You may notice the words “sponsored” or “Merchant links are sponsored” in this section.   Up until late 2012, Google provided this service for free.   But now you need to create an Adwords account, set up a budget with a credit card, and start a special “campaign” to pay Google for the default positioning on this list and for clicks that result in a potential customer visiting your site.

Each item that appears in this shopping section is a called a “Product Listing Ad”.   In order to create a product listing ad, retailers must:

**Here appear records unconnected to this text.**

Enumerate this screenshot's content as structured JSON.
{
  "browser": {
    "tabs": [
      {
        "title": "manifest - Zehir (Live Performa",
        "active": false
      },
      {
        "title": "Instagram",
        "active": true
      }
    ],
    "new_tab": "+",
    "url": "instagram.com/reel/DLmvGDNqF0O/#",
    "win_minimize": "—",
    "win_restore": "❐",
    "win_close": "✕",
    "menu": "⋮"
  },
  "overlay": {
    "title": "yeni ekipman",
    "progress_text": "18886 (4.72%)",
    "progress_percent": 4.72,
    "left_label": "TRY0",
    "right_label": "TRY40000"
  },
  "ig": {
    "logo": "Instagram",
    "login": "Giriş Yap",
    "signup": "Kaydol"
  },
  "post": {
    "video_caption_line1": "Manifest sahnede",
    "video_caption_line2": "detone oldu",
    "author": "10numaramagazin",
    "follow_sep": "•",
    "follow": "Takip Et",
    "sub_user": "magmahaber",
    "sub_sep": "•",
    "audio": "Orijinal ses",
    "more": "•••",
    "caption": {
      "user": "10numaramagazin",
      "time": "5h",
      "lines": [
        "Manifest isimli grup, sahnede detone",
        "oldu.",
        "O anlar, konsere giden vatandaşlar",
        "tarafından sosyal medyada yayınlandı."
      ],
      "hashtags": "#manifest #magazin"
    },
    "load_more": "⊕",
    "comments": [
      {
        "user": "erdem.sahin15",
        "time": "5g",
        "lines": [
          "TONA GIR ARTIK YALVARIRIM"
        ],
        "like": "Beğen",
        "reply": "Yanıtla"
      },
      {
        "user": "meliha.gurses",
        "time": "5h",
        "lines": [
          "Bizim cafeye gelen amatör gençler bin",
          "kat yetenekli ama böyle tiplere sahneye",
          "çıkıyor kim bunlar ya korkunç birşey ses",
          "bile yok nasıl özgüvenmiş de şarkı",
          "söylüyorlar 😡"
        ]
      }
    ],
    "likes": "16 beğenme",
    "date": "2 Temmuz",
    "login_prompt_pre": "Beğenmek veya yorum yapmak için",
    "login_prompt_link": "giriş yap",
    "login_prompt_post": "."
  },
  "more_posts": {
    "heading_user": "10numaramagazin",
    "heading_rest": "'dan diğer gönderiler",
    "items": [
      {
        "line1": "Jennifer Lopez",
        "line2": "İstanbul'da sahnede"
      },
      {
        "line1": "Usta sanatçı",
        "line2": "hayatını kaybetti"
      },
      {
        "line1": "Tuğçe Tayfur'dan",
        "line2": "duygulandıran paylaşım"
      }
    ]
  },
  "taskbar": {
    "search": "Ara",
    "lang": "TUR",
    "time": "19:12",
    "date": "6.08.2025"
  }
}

  1. Create a Google Adwords Account and add a payment method;
  2. Create a Google Merchant Account and link it to the Adwords account;
  3. Upload a feed of products to the Merchant account;
  4. Create an Adwords campaign for your product listing; Google has made some recent changes in the way this works and is now calling this campaign a “Shopping Campaign”. I will be reviewing the most recent changes in an upcoming article.

The benefit of your items appearing near the top of the most popular search engine is obvious.   If your items are near the top of shopping section, you’re sure to get many views on your item’s image and the price.   Within Google, the alternatives to creating product listing ads are to pay for text ads – which appear on the right side of the search results page – or to try to improve your organic (free) search rankings.

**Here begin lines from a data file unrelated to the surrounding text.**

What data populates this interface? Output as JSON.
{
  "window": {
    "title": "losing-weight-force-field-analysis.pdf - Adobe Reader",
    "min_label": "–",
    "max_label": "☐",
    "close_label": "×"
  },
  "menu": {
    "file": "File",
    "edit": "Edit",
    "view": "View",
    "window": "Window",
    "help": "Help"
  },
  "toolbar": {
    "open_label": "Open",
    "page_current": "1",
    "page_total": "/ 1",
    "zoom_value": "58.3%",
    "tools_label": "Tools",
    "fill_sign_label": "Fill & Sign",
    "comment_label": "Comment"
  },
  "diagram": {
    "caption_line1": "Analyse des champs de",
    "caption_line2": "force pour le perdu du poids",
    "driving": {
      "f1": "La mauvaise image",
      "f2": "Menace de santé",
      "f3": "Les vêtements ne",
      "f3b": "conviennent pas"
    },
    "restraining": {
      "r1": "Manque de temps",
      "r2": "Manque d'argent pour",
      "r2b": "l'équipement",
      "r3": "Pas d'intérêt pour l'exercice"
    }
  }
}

Basically, a product listing ad’s default positioning within the Google Shopping section is determined by a combination of how much you’re willing to pay for a click – called maximum cost-per-click (CPC) bid – and how relevant your item is to the search keywords entered.   This is a major difference from the “Buy Box” contest that Amazon sellers face, where Amazon practically chooses the seller for the customer.   Google shoppers can scan the list and will often make a choice from this first page of ads.   The shopper can change the default sort to “Price – low to high”, or by clicking on the Price column in single item view.   Changing the default sort most likely occurs quite often, especially if the list is too large for one page.   So although there are customers who blindly choose one of the first two or three entries without looking further for a better price, good default positioning will not always translate into a high number of clicks.   This increases the importance of having a low or lowest price – and decreases the importance of a seller having a high or highest maximum CPC bid amount – when there are fewer items for the shopper to choose from.

If you want to give Product Listing Ads a try, my suggestion is to first focus on a very small subset of your inventory. Many retailers choose to upload their entire inventory to their Merchant account.   But I think it’s easiest to begin with a particular category from your website or choose your subset based on other attributes.     Here are some factors to consider when deciding which category or set of items to first upload to Google:

  • Which set of items has the least number of the same or similar items already offered by retailers in Google Shopping?
  • Which set has prices that beat or are competitive with the same or similar items currently listed in Google Shopping?
  • Which set has the best profit margin?
  • Which set has the best content?   Better content (enticing descriptions, a good feature list, and high quality images) would increase the likelihood that when someone actually clicks your item, they will stay and buy that item or at least continue shopping on your site.    If you don’t have good content, your conversion rate on the paid clicks will suffer and the chances of making a profit on the campaign are diminished.

There are many other ways to group your items for ad campaigns, and this can now be done directly in Adwords with product groups, product labels, and custom labels.  I will explain how to do this in a future article. Sticking with small groups of items will give you flexibility and facilitate optimization of your Product Listing campaigns.  A higher maximum CPC might work best for one set of products while a lower one might work best for another set.    This optimization process involves trial and error, and you will quickly find yourself overwhelmed and discouraged if you are working with too many items.